### WHAT YOU WILL DO
Below are the records; collect from them each line containing the string "icon".

Interface dataset entries
***

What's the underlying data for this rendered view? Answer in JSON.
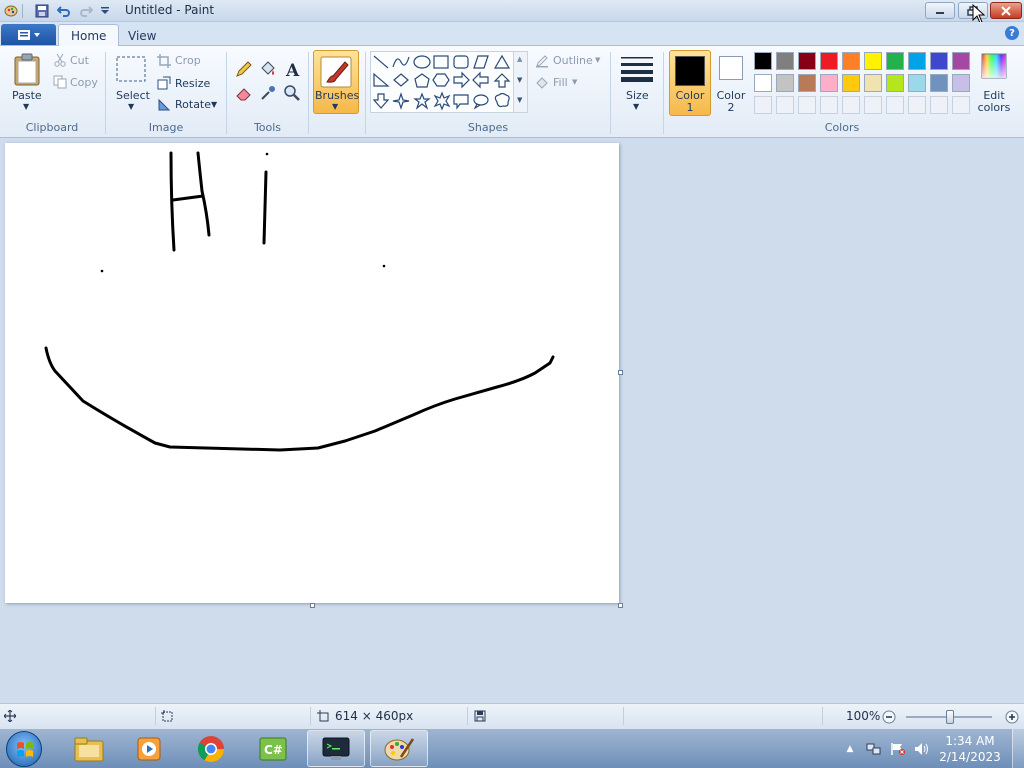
{
  "window": {
    "title": "Untitled - Paint"
  },
  "tabs": {
    "home": "Home",
    "view": "View"
  },
  "clipboard": {
    "paste": "Paste",
    "cut": "Cut",
    "copy": "Copy",
    "group": "Clipboard"
  },
  "image": {
    "select": "Select",
    "crop": "Crop",
    "resize": "Resize",
    "rotate": "Rotate",
    "group": "Image"
  },
  "tools": {
    "group": "Tools"
  },
  "brushes": {
    "label": "Brushes"
  },
  "shapes": {
    "outline": "Outline",
    "fill": "Fill",
    "group": "Shapes"
  },
  "size": {
    "label": "Size"
  },
  "colors": {
    "color1_line1": "Color",
    "color1_line2": "1",
    "color2_line1": "Color",
    "color2_line2": "2",
    "edit_line1": "Edit",
    "edit_line2": "colors",
    "group": "Colors",
    "color1_value": "#000000",
    "color2_value": "#ffffff",
    "palette_row1": [
      "#000000",
      "#7f7f7f",
      "#880015",
      "#ed1c24",
      "#ff7f27",
      "#fff200",
      "#22b14c",
      "#00a2e8",
      "#3f48cc",
      "#a349a4"
    ],
    "palette_row2": [
      "#ffffff",
      "#c3c3c3",
      "#b97a57",
      "#ffaec9",
      "#ffc90e",
      "#efe4b0",
      "#b5e61d",
      "#99d9ea",
      "#7092be",
      "#c8bfe7"
    ]
  },
  "statusbar": {
    "dimensions": "614 × 460px",
    "zoom": "100%"
  },
  "taskbar": {
    "time": "1:34 AM",
    "date": "2/14/2023"
  }
}
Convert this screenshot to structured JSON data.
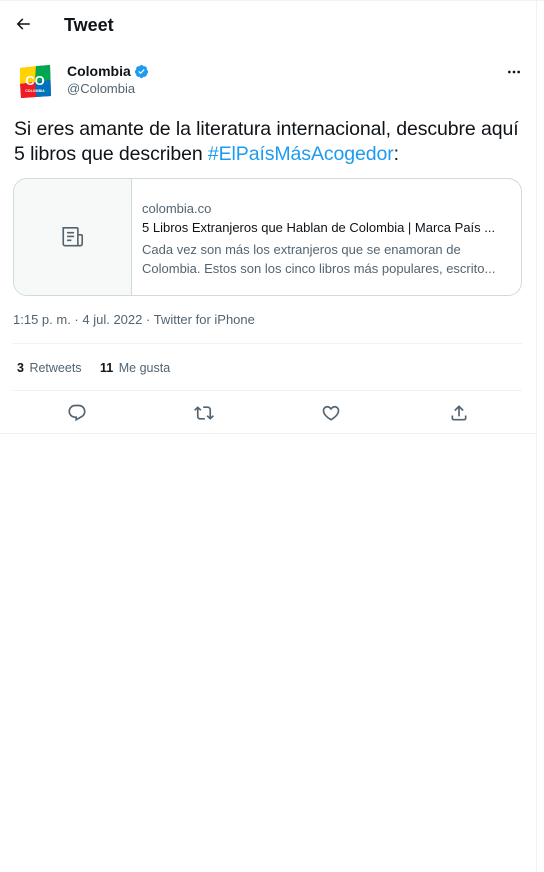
{
  "header": {
    "title": "Tweet",
    "back_icon": "arrow-left-icon"
  },
  "author": {
    "name": "Colombia",
    "handle": "@Colombia",
    "verified": true,
    "avatar_text": "CO",
    "avatar_subtext": "COLOMBIA"
  },
  "tweet": {
    "text_before": "Si eres amante de la literatura internacional, descubre aquí 5 libros que describen ",
    "hashtag": "#ElPaísMásAcogedor",
    "text_after": ":"
  },
  "card": {
    "domain": "colombia.co",
    "title": "5 Libros Extranjeros que Hablan de Colombia | Marca País ...",
    "description": "Cada vez son más los extranjeros que se enamoran de Colombia. Estos son los cinco libros más populares, escrito...",
    "icon": "article-icon"
  },
  "meta": {
    "time": "1:15 p. m.",
    "separator1": " · ",
    "date": "4 jul. 2022",
    "separator2": " · ",
    "source": "Twitter for iPhone"
  },
  "stats": {
    "retweets_count": "3",
    "retweets_label": "Retweets",
    "likes_count": "11",
    "likes_label": "Me gusta"
  },
  "actions": [
    "reply-icon",
    "retweet-icon",
    "like-icon",
    "share-icon"
  ],
  "colors": {
    "accent": "#1d9bf0",
    "text": "#0f1419",
    "secondary": "#536471",
    "border": "#cfd9de"
  }
}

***

### TASK RESULT
    "back_icon": "arrow-left-icon"
    "icon": "article-icon"
    "reply-icon",
    "retweet-icon",
    "like-icon",
    "share-icon"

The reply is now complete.